The Jewish Federation in the Heart of New Jersey literally took center stage at this month’s General Assembly of the Jewish Federations of North America.
During a Nov. 9 plenary session at the annual gathering of federation leaders at Washington’s Hilton hotel, Heart of NJ’s CEO, Keith Krivitzky, spoke of his federation’s success with an innovative campaign called “100 Days of Impact.”
He described for the 2,500 attendees how the campaign — launched in 2014 and renewed this year — used weekly themes in order to generate fund-raising and awareness momentum among staff, leaders, and the broader community

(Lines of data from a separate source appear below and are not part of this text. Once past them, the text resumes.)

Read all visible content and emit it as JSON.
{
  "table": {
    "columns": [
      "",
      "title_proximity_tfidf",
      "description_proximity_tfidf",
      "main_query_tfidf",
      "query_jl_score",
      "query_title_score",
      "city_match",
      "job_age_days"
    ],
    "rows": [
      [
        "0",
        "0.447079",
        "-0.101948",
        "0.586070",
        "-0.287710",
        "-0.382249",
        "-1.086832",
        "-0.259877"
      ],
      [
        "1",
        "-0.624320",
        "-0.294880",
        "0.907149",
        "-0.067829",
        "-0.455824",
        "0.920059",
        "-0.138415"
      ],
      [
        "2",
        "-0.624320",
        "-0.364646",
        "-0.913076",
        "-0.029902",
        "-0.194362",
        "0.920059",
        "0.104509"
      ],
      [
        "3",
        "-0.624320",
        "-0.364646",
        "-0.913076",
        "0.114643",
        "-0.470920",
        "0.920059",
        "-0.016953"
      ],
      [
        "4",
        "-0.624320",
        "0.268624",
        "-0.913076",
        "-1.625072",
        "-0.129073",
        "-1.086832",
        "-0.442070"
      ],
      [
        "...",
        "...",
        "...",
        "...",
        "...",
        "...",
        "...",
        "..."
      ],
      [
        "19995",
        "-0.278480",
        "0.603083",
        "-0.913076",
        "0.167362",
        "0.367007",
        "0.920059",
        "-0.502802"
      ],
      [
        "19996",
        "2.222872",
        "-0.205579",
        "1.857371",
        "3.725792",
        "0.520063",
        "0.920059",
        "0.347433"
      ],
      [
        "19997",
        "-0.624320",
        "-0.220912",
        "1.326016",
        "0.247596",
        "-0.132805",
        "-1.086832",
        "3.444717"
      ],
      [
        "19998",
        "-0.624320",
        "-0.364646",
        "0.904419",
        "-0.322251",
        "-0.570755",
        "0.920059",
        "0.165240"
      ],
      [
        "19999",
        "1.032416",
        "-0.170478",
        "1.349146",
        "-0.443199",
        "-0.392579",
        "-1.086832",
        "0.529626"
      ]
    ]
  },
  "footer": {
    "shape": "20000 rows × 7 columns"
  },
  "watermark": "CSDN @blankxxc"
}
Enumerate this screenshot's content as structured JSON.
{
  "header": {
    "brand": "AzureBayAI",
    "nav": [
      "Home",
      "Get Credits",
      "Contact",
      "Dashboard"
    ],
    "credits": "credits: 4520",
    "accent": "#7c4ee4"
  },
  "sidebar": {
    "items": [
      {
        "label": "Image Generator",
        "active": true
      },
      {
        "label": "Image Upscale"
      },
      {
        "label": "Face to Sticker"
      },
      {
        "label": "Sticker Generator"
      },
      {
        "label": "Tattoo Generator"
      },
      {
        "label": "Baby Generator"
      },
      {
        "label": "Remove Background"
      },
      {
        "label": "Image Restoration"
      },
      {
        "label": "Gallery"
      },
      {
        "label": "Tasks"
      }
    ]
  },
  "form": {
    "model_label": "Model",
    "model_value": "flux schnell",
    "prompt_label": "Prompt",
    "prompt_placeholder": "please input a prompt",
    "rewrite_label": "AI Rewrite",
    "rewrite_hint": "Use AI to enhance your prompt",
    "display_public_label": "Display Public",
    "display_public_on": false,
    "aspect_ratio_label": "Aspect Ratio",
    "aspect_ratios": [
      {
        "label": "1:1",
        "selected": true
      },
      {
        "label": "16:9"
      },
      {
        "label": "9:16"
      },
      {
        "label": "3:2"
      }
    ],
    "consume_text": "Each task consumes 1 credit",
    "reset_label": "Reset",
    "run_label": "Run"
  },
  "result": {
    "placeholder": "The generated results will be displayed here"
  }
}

“It is not the traditional pitch of ‘Give your money to us because we give your money to everything,’” said Krivitzky, recalling his six-minute address in an interview with NJJN. “That’s how you keep the lights on and the doors open for all of our partners.” The more traditional approach is “old school,” he said. “It doesn’t work. The reason you should give to federation is because we do things and connect dots that nobody else does.”
He told GA delegates how the 100 Days campaigns “strengthened our relationships with dozens of local agencies whom we featured and promoted in these stories and who in turn promoted our message,” he said. “We developed material and messages we could use at any time, boosting our messaging year-round; and we also shared this approach with other federations, and their results have been incredible…. At least 10 communities have embarked on similar programs.”
Krivitzky’s talk — delivered during a program that also featured Jewish Agency for Israel chair Natan Sharansky and Ohio philanthropist Leslie Wexner –– was a coveted honor for a small federation.
His speech dovetailed with the overall framework of the GA, “Think Forward,” a reference to new ideas that Jewish groups may need to embrace due to shifts in Jewish demographics and funding models.
The conference conducted panels called “Fedovations” — workshop discussions of best practices and innovations at federations in the United States and Canada.
Beyond planning for the future, delegates discussed the benefits of inclusion, the need to mend rifts opened by the summer’s bitter Iran nuclear debate, and efforts to adapt to a changing Jewish community.
“What was really good about this GA is that it raised a lot of ideas about challenges the federations need to grapple with. The next generation is a big challenge and so is fund-raising — not how do we have better tactics to raise funds, but the ways in which people give and want to give are fundamentally different,” Krivitzky said.
One of his federation’s tactics is a website, 100daysofimpact.org, that tells personal stories to illustrate “how federation helps both locally and around the world.”
Recent submissions have told of a program that partnered teenagers and senior citizens, a 15-year-old’s encounter with anti-Semitism during a summer visit to Hungary, and how the federation helped arrange for the burial of a homeless Jewish man in a local cemetery.
“Storytelling is a very effective way of engaging people,” said Krivitzky. “It should be a personal story that someone can relate to and also highlights the federation’s role in making something happen.”